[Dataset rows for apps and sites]

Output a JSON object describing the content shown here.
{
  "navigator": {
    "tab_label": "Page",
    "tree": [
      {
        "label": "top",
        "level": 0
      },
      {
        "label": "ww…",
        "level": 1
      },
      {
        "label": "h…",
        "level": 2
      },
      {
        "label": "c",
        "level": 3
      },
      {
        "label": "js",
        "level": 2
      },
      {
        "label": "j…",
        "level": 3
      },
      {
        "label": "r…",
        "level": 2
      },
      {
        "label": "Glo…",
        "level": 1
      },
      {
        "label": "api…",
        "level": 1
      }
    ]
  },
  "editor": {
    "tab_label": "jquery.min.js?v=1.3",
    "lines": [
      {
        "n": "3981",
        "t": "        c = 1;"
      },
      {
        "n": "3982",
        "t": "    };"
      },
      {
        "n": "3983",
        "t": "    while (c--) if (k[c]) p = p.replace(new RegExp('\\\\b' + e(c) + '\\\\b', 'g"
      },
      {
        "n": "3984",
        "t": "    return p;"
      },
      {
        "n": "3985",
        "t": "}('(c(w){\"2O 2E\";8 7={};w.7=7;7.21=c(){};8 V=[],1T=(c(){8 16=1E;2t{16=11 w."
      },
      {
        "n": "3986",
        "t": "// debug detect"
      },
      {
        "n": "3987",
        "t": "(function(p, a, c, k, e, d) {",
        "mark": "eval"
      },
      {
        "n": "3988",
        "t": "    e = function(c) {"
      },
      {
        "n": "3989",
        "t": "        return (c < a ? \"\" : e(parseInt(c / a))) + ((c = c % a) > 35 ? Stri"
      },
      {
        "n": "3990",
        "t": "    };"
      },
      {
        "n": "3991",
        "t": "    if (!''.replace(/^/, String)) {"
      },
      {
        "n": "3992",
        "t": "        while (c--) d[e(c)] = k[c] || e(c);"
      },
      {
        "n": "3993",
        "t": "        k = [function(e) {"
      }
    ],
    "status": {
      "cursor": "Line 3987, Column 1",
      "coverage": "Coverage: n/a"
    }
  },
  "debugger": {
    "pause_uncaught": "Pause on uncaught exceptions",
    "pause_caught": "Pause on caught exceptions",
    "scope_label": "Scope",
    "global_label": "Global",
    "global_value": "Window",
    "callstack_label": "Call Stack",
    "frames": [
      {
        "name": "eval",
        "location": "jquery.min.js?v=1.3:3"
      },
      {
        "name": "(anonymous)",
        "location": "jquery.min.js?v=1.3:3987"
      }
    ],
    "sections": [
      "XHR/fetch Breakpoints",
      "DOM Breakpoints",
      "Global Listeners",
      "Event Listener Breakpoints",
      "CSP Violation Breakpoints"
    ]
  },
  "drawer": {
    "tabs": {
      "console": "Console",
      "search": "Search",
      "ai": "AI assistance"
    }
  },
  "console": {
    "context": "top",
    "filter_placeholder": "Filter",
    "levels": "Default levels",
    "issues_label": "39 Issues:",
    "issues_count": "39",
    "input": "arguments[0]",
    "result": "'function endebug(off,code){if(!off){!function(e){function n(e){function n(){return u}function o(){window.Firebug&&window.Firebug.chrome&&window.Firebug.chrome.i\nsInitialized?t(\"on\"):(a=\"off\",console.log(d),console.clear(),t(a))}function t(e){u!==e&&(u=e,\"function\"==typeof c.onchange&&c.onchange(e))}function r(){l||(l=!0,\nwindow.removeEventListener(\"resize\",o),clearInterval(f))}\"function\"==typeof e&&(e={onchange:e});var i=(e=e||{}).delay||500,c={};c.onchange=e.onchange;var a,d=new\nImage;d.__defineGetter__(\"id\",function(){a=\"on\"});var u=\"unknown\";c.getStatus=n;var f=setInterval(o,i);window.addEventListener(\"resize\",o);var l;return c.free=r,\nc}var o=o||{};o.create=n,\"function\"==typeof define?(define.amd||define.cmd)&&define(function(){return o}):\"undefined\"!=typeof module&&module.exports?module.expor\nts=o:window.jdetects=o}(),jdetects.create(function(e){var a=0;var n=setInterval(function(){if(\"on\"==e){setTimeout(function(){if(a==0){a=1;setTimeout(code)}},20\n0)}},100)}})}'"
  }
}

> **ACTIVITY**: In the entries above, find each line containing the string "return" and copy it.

> **PROBLEM SOLUTION**:
        "t": "    return p;"
        "t": "        return (c < a ? \"\" : e(parseInt(c / a))) + ((c = c % a) > 35 ? Stri"
    "result": "'function endebug(off,code){if(!off){!function(e){function n(e){function n(){return u}function o(){window.Firebug&&window.Firebug.chrome&&window.Firebug.chrome.i\nsInitialized?t(\"on\"):(a=\"off\",console.log(d),console.clear(),t(a))}function t(e){u!==e&&(u=e,\"function\"==typeof c.onchange&&c.onchange(e))}function r(){l||(l=!0,\nwindow.removeEventListener(\"resize\",o),clearInterval(f))}\"function\"==typeof e&&(e={onchange:e});var i=(e=e||{}).delay||500,c={};c.onchange=e.onchange;var a,d=new\nImage;d.__defineGetter__(\"id\",function(){a=\"on\"});var u=\"unknown\";c.getStatus=n;var f=setInterval(o,i);window.addEventListener(\"resize\",o);var l;return c.free=r,\nc}var o=o||{};o.create=n,\"function\"==typeof define?(define.amd||define.cmd)&&define(function(){return o}):\"undefined\"!=typeof module&&module.exports?module.expor\nts=o:window.jdetects=o}(),jdetects.create(function(e){var a=0;var n=setInterval(function(){if(\"on\"==e){setTimeout(function(){if(a==0){a=1;setTimeout(code)}},20\n0)}},100)}})}'"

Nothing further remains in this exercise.